wider report the Jerusalem institute is issuing on Wednesday that also takes in
economic and social problems in Israel.
Chernichovsky identified a
reduction in efficiency in the health system, as expressed through relative
inflation for medical services and reduced access to healthcare for certain
parts of the population. In addition, a change in the capitation formula
instituted by the government to strengthen medical services in the periphery has
not worked, increasing gaps between outlying areas and the center of the country
rather than shrinking them, the health economist wrote.
As an example, he
cited evidence of increasing levels of infant mortality among Beduin in the
Negev, countering a trend in recent years of lower infant mortality among this
Chernichovsky said that the Israeli health system is “at a
crossroads” between rejoining leading Western countries with better healthcare,
or becoming “Americanized” – a process that the US is now trying to escape –
with health systems that offer less-developed healthcare.
recent years Israelis – especially haredim and Arabs – have expressed high
satisfaction with their medical care, signs of cracks have begun to show in
satisfaction levels due to the shortage of doctors, dearth of specialists and
overcrowded facilities, he wrote.
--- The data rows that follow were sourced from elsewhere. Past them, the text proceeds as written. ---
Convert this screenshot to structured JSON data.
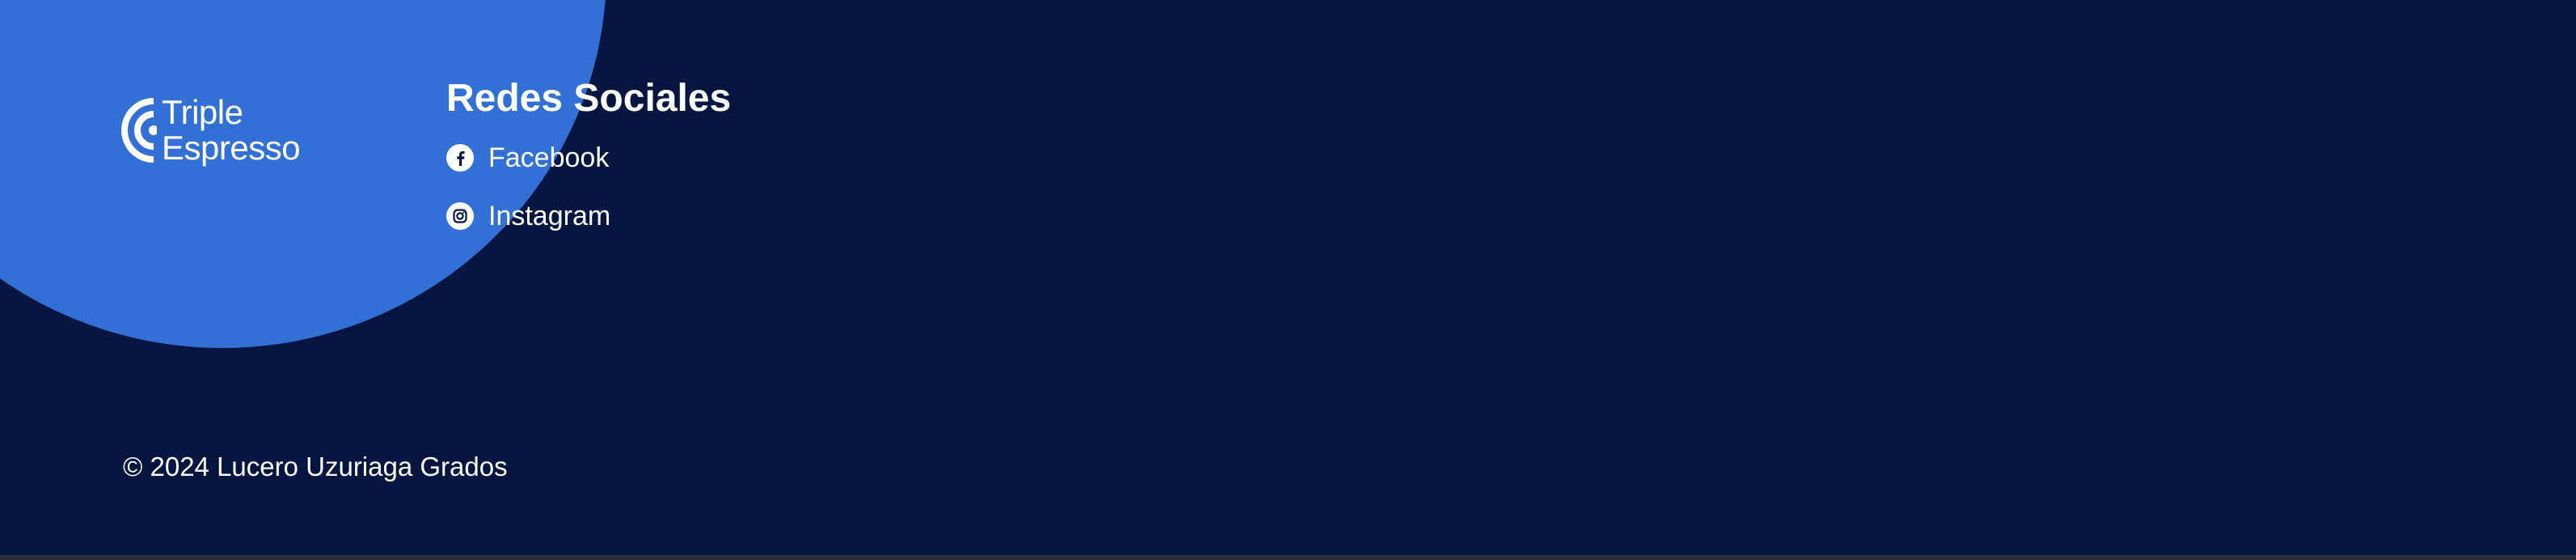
{
  "colors": {
    "background": "#061640",
    "accent_circle": "#3370d6",
    "text": "#ffffff"
  },
  "brand": {
    "logo_icon": "triple-espresso-logo-icon",
    "line1": "Triple",
    "line2": "Espresso"
  },
  "social": {
    "title": "Redes Sociales",
    "items": [
      {
        "label": "Facebook",
        "icon": "facebook-icon"
      },
      {
        "label": "Instagram",
        "icon": "instagram-icon"
      }
    ]
  },
  "footer": {
    "copyright": "© 2024 Lucero Uzuriaga Grados"
  }
}
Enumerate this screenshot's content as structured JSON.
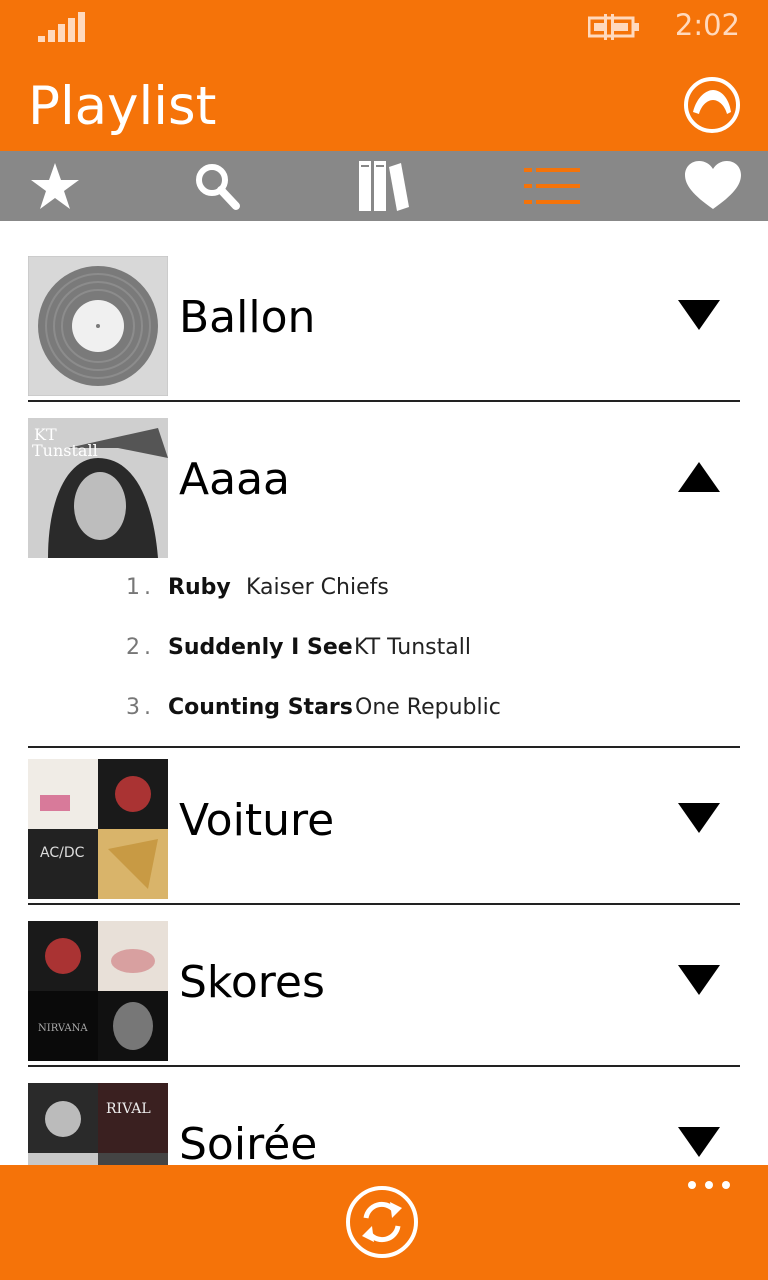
{
  "status_bar": {
    "time": "2:02"
  },
  "header": {
    "title": "Playlist"
  },
  "tabs": [
    {
      "name": "favorites",
      "icon": "star-icon",
      "active": false
    },
    {
      "name": "search",
      "icon": "search-icon",
      "active": false
    },
    {
      "name": "library",
      "icon": "library-icon",
      "active": false
    },
    {
      "name": "playlist",
      "icon": "list-icon",
      "active": true
    },
    {
      "name": "liked",
      "icon": "heart-icon",
      "active": false
    }
  ],
  "playlists": [
    {
      "name": "Ballon",
      "expanded": false
    },
    {
      "name": "Aaaa",
      "expanded": true,
      "tracks": [
        {
          "number": "1",
          "title": "Ruby",
          "artist": "Kaiser Chiefs"
        },
        {
          "number": "2",
          "title": "Suddenly I See",
          "artist": "KT Tunstall"
        },
        {
          "number": "3",
          "title": "Counting Stars",
          "artist": "One Republic"
        }
      ]
    },
    {
      "name": "Voiture",
      "expanded": false
    },
    {
      "name": "Skores",
      "expanded": false
    },
    {
      "name": "Soirée",
      "expanded": false
    }
  ],
  "colors": {
    "accent": "#f57309",
    "tabbar": "#888888"
  }
}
A government policy encouraging higher demand
for health services resulted from a serious decline in state spending on health
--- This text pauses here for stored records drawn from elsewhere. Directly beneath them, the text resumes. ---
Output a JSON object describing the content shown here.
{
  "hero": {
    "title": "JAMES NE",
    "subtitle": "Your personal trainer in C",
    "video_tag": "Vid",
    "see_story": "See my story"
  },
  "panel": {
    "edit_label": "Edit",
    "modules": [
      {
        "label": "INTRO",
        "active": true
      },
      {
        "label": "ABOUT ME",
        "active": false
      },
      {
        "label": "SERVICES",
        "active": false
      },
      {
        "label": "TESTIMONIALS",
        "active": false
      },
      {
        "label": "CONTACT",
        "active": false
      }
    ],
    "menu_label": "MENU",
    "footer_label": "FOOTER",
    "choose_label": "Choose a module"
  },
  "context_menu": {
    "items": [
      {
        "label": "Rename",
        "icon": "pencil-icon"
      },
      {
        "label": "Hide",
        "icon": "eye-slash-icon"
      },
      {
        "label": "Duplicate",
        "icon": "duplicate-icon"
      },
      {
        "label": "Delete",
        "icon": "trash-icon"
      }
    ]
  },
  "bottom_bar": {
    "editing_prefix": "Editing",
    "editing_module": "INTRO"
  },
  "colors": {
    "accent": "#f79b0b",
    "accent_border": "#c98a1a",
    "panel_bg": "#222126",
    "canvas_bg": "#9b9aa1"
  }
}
and a major increase in out-of-pocket expenditures.
The 6% increase the
government proposed for the funding of doctors in the periphery will not be
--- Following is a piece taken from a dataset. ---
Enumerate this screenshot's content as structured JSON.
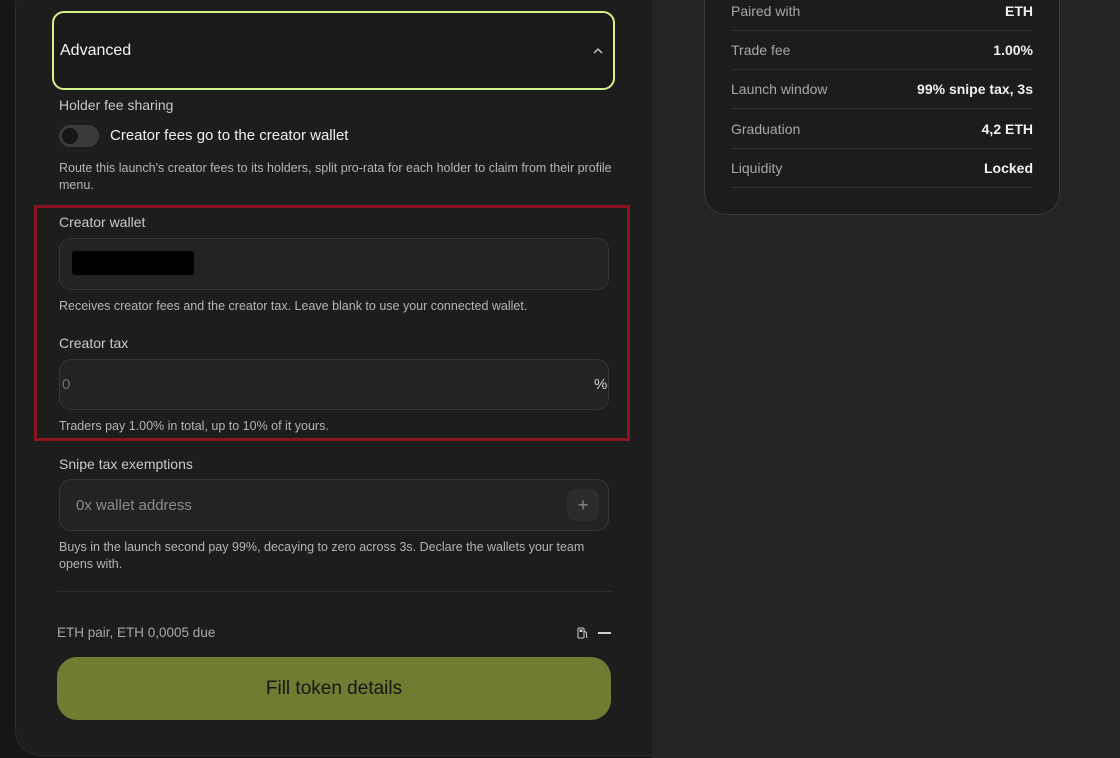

effective, he charged, suggesting that unless changes are made, the “pull” to
the center of the country will make the periphery even weaker.
medical facilities manned by physicians who also work at public medical
facilities has caused much harm by reducing the quality and amount of medical
services in public hospitals, Chernichovsky contended.
He urged that the
national expenditure on medical care be increased by around 9.5% by 2020, with
state spending returning to the level the country enjoyed in 1995. He also
called for giving everyone the right to choose hospital specialists and receive
a second opinion by an expert of his choice, and for improving the wages and
conditions of medical residents.